And then, an old interest bubbled to the surface.
It was during one of my consulting trips to Europe for HP when I decided to take a side trip to the Burgundy region of France. I wanted to see the birthplace of photography and the home of the world’s first photographer: Niécephore Niépce. I wrote a long piece about that trip for a photo website and realized that I loved history and my connection to it. Especially in the context of storytelling.
For me, there’s a power and a feeling of awe when being at a location or in front of an artifact from long ago that represents a continuous thread to something important today. A direct connection to the past that still resonates with our lives today.
After I returned to Virginia from that trip, I started exploring. Going to nearby places that figured heavily in the history of the United States, and even beyond. Like Kitty Hawk, North Carolina, where the Wright Brothers first took their “flyer” into the air. I tried to imagine what it was like on those windy days when the brothers soared a few hundred feet over the sand dunes. In fact, I ran along the exact same spot you see in the 1903 photo below, just like Wilbur Wright is doing as he watches brother Orville at the controls.
Soon, I was visiting Jamestown, Virginia (the first permanent English settlement in the Americas), and standing on the banks of the James River with my eyes closed, smelling the briny odor of the brackish water.

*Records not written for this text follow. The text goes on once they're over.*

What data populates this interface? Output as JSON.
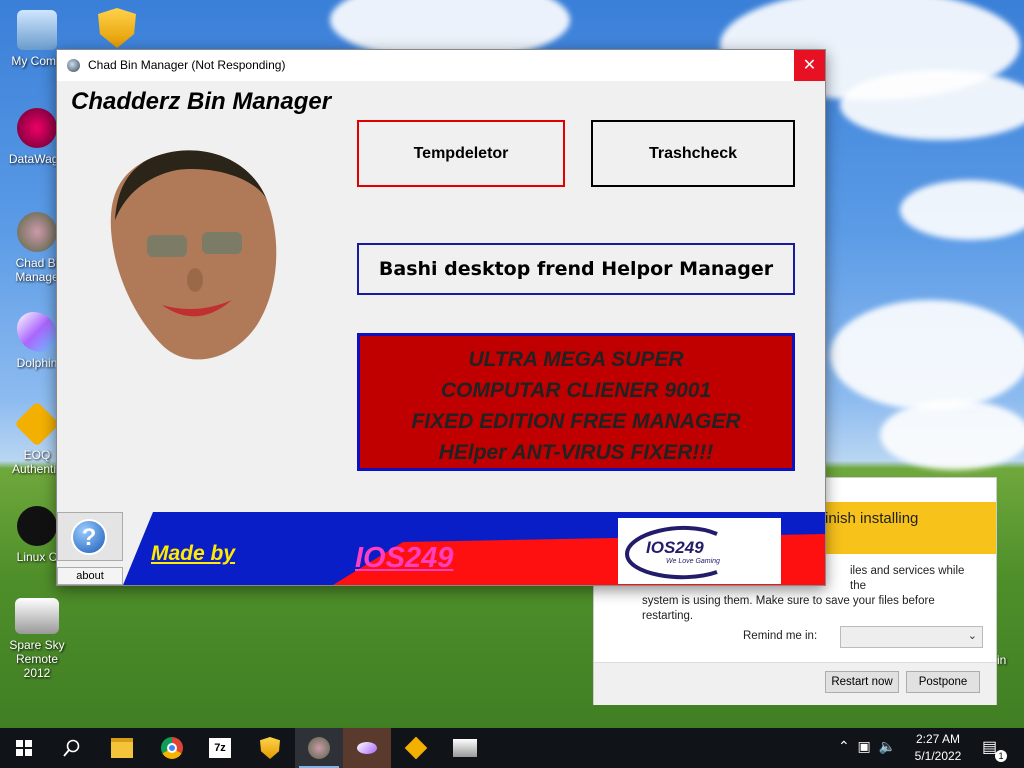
{
  "desktop": {
    "icons": [
      {
        "label": "My Comp"
      },
      {
        "label": "DataWago"
      },
      {
        "label": "Chad Bi\nManage"
      },
      {
        "label": "Dolphin"
      },
      {
        "label": "EOQ\nAuthentic"
      },
      {
        "label": "Linux C"
      },
      {
        "label": "Spare Sky\nRemote 2012"
      }
    ],
    "right_label": "in"
  },
  "window": {
    "title": "Chad Bin Manager (Not Responding)",
    "close_glyph": "✕",
    "heading": "Chadderz Bin Manager",
    "buttons": {
      "tempdeletor": "Tempdeletor",
      "trashcheck": "Trashcheck",
      "bashi": "Bashi desktop frend Helpor Manager",
      "ultra_lines": [
        "ULTRA MEGA SUPER",
        "COMPUTAR CLIENER 9001",
        "FIXED EDITION FREE MANAGER",
        "HElper ANT-VIRUS FIXER!!!"
      ]
    },
    "banner": {
      "made_by": "Made by",
      "author": "IOS249",
      "logo_text": "IOS249",
      "logo_sub": "We Love Gaming"
    },
    "help_glyph": "?",
    "about_label": "about",
    "colors": {
      "accent_red": "#c00000",
      "border_blue": "#1010c0",
      "banner_blue": "#0a1ec8",
      "banner_red": "#ff1010"
    }
  },
  "update_dialog": {
    "title": "inish installing",
    "body_line1": "iles and services while the",
    "body_line2": "system is using them. Make sure to save your files before",
    "body_line3": "restarting.",
    "remind_label": "Remind me in:",
    "remind_value": "",
    "restart_label": "Restart now",
    "postpone_label": "Postpone"
  },
  "taskbar": {
    "items": [
      "windows-start",
      "search",
      "file-explorer",
      "chrome",
      "7zip",
      "security-shield",
      "chad-bin-manager",
      "dolphin",
      "eoq",
      "sky-remote"
    ],
    "clock_time": "2:27 AM",
    "clock_date": "5/1/2022",
    "notification_count": "1"
  }
}
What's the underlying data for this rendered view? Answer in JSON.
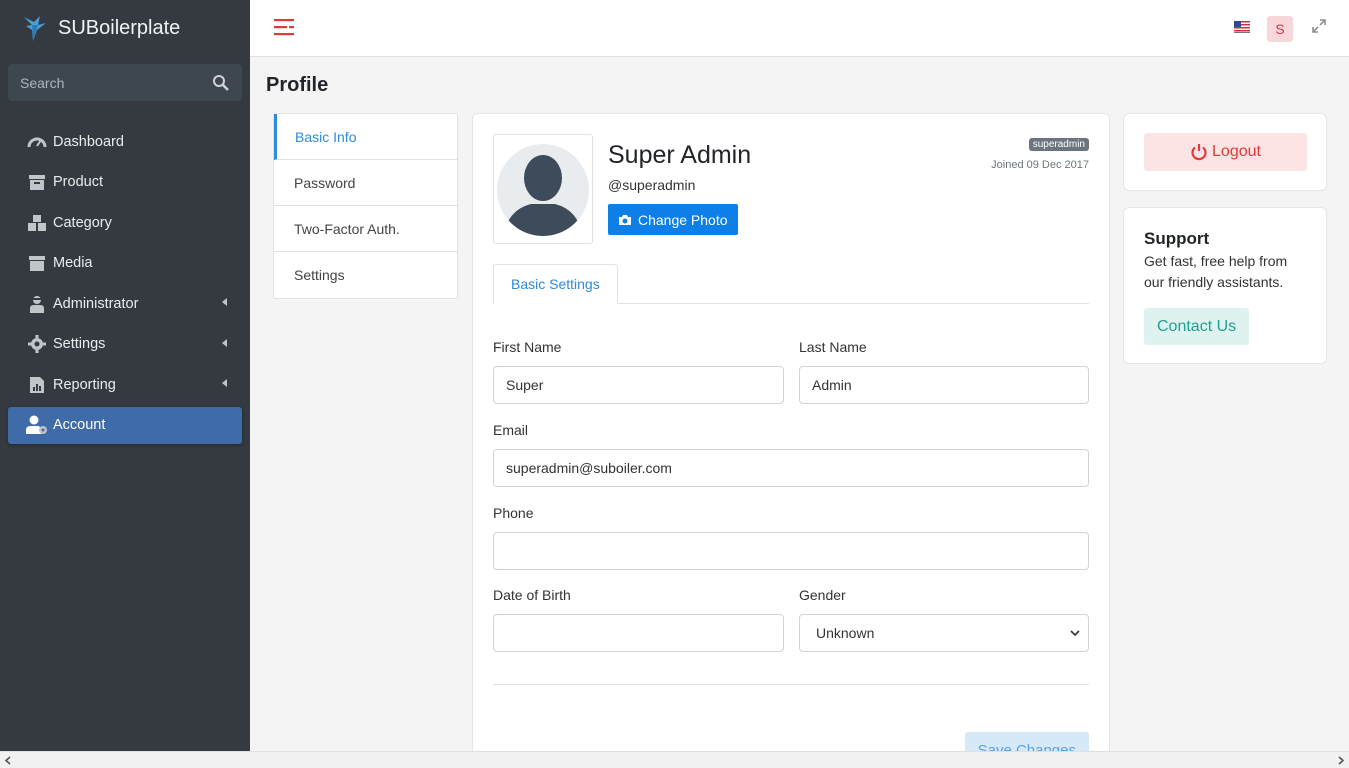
{
  "brand": {
    "name": "SUBoilerplate"
  },
  "search": {
    "placeholder": "Search"
  },
  "sidebar": {
    "items": [
      {
        "label": "Dashboard",
        "icon": "dashboard-icon"
      },
      {
        "label": "Product",
        "icon": "product-icon"
      },
      {
        "label": "Category",
        "icon": "category-icon"
      },
      {
        "label": "Media",
        "icon": "media-icon"
      },
      {
        "label": "Administrator",
        "icon": "administrator-icon",
        "expandable": true
      },
      {
        "label": "Settings",
        "icon": "settings-icon",
        "expandable": true
      },
      {
        "label": "Reporting",
        "icon": "reporting-icon",
        "expandable": true
      },
      {
        "label": "Account",
        "icon": "account-icon",
        "active": true
      }
    ]
  },
  "topbar": {
    "user_initial": "S"
  },
  "page": {
    "title": "Profile"
  },
  "profile_menu": {
    "items": [
      {
        "label": "Basic Info",
        "active": true
      },
      {
        "label": "Password"
      },
      {
        "label": "Two-Factor Auth."
      },
      {
        "label": "Settings"
      }
    ]
  },
  "user": {
    "name": "Super Admin",
    "handle": "@superadmin",
    "role": "superadmin",
    "joined": "Joined 09 Dec 2017",
    "change_photo_label": "Change Photo"
  },
  "tabs": {
    "basic_settings": "Basic Settings"
  },
  "form": {
    "first_name_label": "First Name",
    "first_name_value": "Super",
    "last_name_label": "Last Name",
    "last_name_value": "Admin",
    "email_label": "Email",
    "email_value": "superadmin@suboiler.com",
    "phone_label": "Phone",
    "phone_value": "",
    "dob_label": "Date of Birth",
    "dob_value": "",
    "gender_label": "Gender",
    "gender_value": "Unknown",
    "save_label": "Save Changes"
  },
  "logout": {
    "label": "Logout"
  },
  "support": {
    "title": "Support",
    "text": "Get fast, free help from our friendly assistants.",
    "contact_label": "Contact Us"
  },
  "colors": {
    "sidebar_bg": "#343a40",
    "active_nav": "#3f6ca8",
    "primary": "#0d7fe6",
    "danger": "#e03a3a",
    "teal": "#20a090"
  }
}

And imagining what the Native people must have thought when they first caught sight of the tall ships that would change their destiny.
Over the years, I would also visit New York City many times, and on each trip, I’d stop and stare at the waters encircling the island of Manhattan. And think back to the day I swam around it. And how, while I was treading water at the island’s tip, waiting for the tide to change, I looked up and wondered: What was this place like before? Before the tall buildings and the crowds. When forests covered the land. When wolves stalked their prey. When a few hundred Native people called it home. What would it have been like then? I mean, really like?
Well, I’m writing that story right now. About the birth of NYC and Manhattan in the 17th century. In fact, the first three books of The Manhattan Series novellas are now available on Amazon. See the Books section here for details.
Now take a moment and study the incredible computer-generated image from The Mannahatta Project you see below. Then think about the Manhattan island of today. (If you subscribe to this site, you’ll see side-by-side comparisons of Manhattan’s Before-and-After that will stun you.)
So you see, I’m still creating. Creating new worlds. Or, re-imagining old ones.
Will you join me in this new adventure?